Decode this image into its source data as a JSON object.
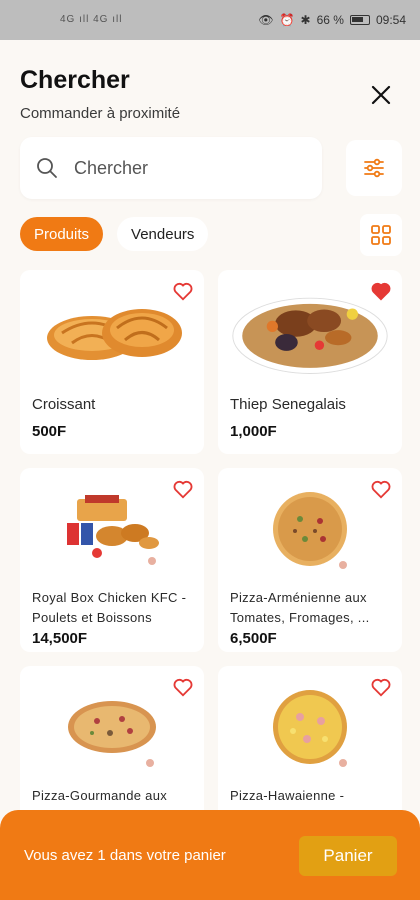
{
  "status": {
    "signal": "4G ıll 4G ıll",
    "battery": "66 %",
    "time": "09:54"
  },
  "header": {
    "title": "Chercher",
    "subtitle": "Commander à proximité"
  },
  "search": {
    "placeholder": "Chercher"
  },
  "tabs": [
    {
      "label": "Produits"
    },
    {
      "label": "Vendeurs"
    }
  ],
  "products": [
    {
      "name": "Croissant",
      "price": "500F",
      "favorite": false
    },
    {
      "name": "Thiep Senegalais",
      "price": "1,000F",
      "favorite": true
    },
    {
      "name": "Royal Box Chicken KFC - Poulets et Boissons",
      "price": "14,500F",
      "favorite": false
    },
    {
      "name": "Pizza-Arménienne aux Tomates, Fromages, ...",
      "price": "6,500F",
      "favorite": false
    },
    {
      "name": "Pizza-Gourmande aux Tomates, Fromages, ...",
      "price": "",
      "favorite": false
    },
    {
      "name": "Pizza-Hawaienne - Tomate, fromage, ...",
      "price": "",
      "favorite": false
    }
  ],
  "cart": {
    "message": "Vous avez 1 dans votre panier",
    "button": "Panier"
  },
  "colors": {
    "accent": "#f07a14",
    "cart_button": "#e2a013",
    "heart": "#e53935"
  }
}
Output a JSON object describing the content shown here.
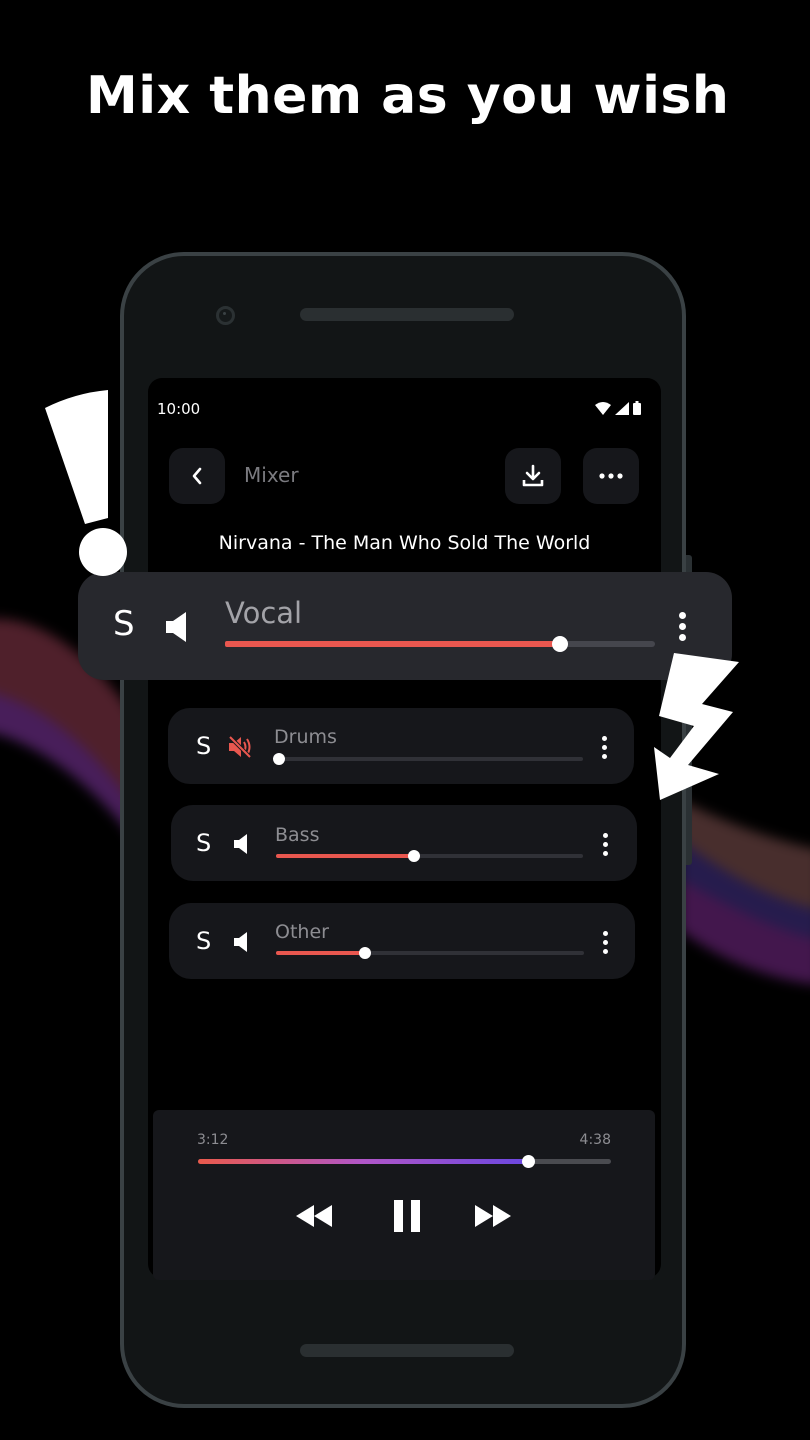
{
  "promo": {
    "headline": "Mix them as you wish"
  },
  "status_bar": {
    "time": "10:00",
    "icons": [
      "wifi-icon",
      "signal-icon",
      "battery-icon"
    ]
  },
  "header": {
    "back_icon": "chevron-left-icon",
    "title": "Mixer",
    "download_icon": "download-icon",
    "more_icon": "more-horizontal-icon"
  },
  "song": {
    "title": "Nirvana - The Man Who Sold The World"
  },
  "tracks": [
    {
      "solo_label": "S",
      "name": "Vocal",
      "muted": false,
      "volume_percent": 78,
      "highlighted": true
    },
    {
      "solo_label": "S",
      "name": "Drums",
      "muted": true,
      "volume_percent": 0,
      "highlighted": false
    },
    {
      "solo_label": "S",
      "name": "Bass",
      "muted": false,
      "volume_percent": 45,
      "highlighted": false
    },
    {
      "solo_label": "S",
      "name": "Other",
      "muted": false,
      "volume_percent": 29,
      "highlighted": false
    }
  ],
  "player": {
    "elapsed": "3:12",
    "duration": "4:38",
    "progress_percent": 80,
    "controls": [
      "rewind-icon",
      "pause-icon",
      "fast-forward-icon"
    ]
  },
  "colors": {
    "accent": "#e9574f",
    "muted_icon": "#e9574f",
    "progress_gradient_start": "#ea5a4c",
    "progress_gradient_end": "#6b47e0",
    "card_bg": "#16171b",
    "highlight_card_bg": "#27282d"
  }
}
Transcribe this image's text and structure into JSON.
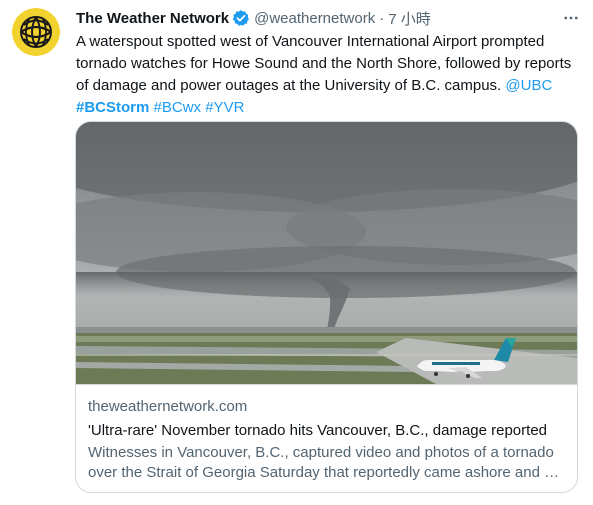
{
  "account": {
    "name": "The Weather Network",
    "handle": "@weathernetwork",
    "separator": "·",
    "time": "7 小時",
    "avatar_icon": "weather-network-globe-logo",
    "verified_icon": "verified-badge-icon",
    "more_icon": "more-options-icon"
  },
  "tweet": {
    "text": "A waterspout spotted west of Vancouver International Airport prompted tornado watches for Howe Sound and the North Shore, followed by reports of damage and power outages at the University of B.C. campus.",
    "mention": "@UBC",
    "hashtags": [
      "#BCStorm",
      "#BCwx",
      "#YVR"
    ]
  },
  "card": {
    "image_icon": "tornado-over-airport-photo",
    "domain": "theweathernetwork.com",
    "title": "'Ultra-rare' November tornado hits Vancouver, B.C., damage reported",
    "description_line1": "Witnesses in Vancouver, B.C., captured video and photos of a tornado",
    "description_line2": "over the Strait of Georgia Saturday that reportedly came ashore and …"
  },
  "colors": {
    "text": "#0f1419",
    "secondary": "#536471",
    "link": "#1d9bf0",
    "border": "#cfd9de",
    "avatar_bg": "#f2d22e"
  }
}
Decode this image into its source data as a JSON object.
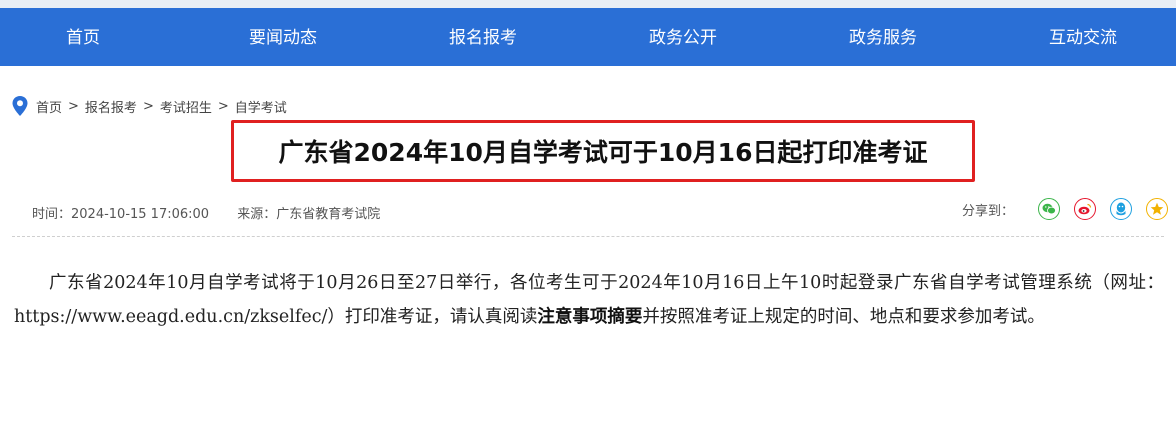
{
  "nav": {
    "items": [
      {
        "label": "首页"
      },
      {
        "label": "要闻动态"
      },
      {
        "label": "报名报考"
      },
      {
        "label": "政务公开"
      },
      {
        "label": "政务服务"
      },
      {
        "label": "互动交流"
      }
    ],
    "bg_color": "#2a6fd6"
  },
  "breadcrumb": {
    "items": [
      "首页",
      "报名报考",
      "考试招生",
      "自学考试"
    ],
    "separator": ">"
  },
  "article": {
    "title": "广东省2024年10月自学考试可于10月16日起打印准考证",
    "time": "时间：2024-10-15 17:06:00",
    "source": "来源：广东省教育考试院",
    "body_part1": "广东省2024年10月自学考试将于10月26日至27日举行，各位考生可于2024年10月16日上午10时起登录广东省自学考试管理系统（网址：https://www.eeagd.edu.cn/zkselfec/）打印准考证，请认真阅读",
    "body_bold": "注意事项摘要",
    "body_part2": "并按照准考证上规定的时间、地点和要求参加考试。"
  },
  "share": {
    "label": "分享到：",
    "icons": [
      "wechat-icon",
      "weibo-icon",
      "qq-icon",
      "qzone-icon"
    ],
    "colors": {
      "wechat": "#3bb54a",
      "weibo": "#e6162d",
      "qq": "#1ea0e0",
      "qzone": "#f2b200"
    }
  },
  "highlight_color": "#e02020"
}
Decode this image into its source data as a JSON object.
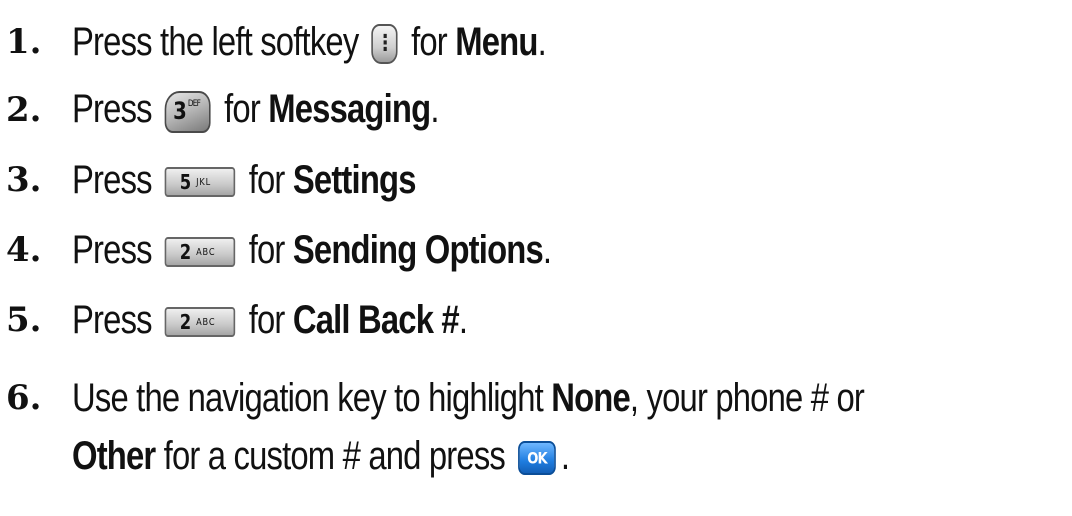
{
  "steps": [
    {
      "num": "1.",
      "before": "Press the left softkey",
      "key": {
        "type": "softkey",
        "icon": "vertical-dots-icon",
        "glyph": "⋮"
      },
      "mid": "for",
      "bold": "Menu",
      "after": "."
    },
    {
      "num": "2.",
      "before": "Press",
      "key": {
        "type": "round",
        "digit": "3",
        "letters": "DEF"
      },
      "mid": "for",
      "bold": "Messaging",
      "after": "."
    },
    {
      "num": "3.",
      "before": "Press",
      "key": {
        "type": "flat",
        "digit": "5",
        "letters": "JKL"
      },
      "mid": "for",
      "bold": "Settings",
      "after": ""
    },
    {
      "num": "4.",
      "before": "Press",
      "key": {
        "type": "flat",
        "digit": "2",
        "letters": "ABC"
      },
      "mid": "for",
      "bold": "Sending Options",
      "after": "."
    },
    {
      "num": "5.",
      "before": "Press",
      "key": {
        "type": "flat",
        "digit": "2",
        "letters": "ABC"
      },
      "mid": "for",
      "bold": "Call Back #",
      "after": "."
    }
  ],
  "step6": {
    "num": "6.",
    "line1_before": "Use the navigation key to highlight",
    "line1_bold": "None",
    "line1_after": ", your phone # or",
    "line2_bold": "Other",
    "line2_mid": "for a custom # and press",
    "ok_label": "OK",
    "line2_after": "."
  }
}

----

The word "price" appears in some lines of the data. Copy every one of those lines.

      "price": "500F",
      "price": "1,000F",
      "price": "14,500F",
      "price": "6,500F",
      "price": "",
      "price": "",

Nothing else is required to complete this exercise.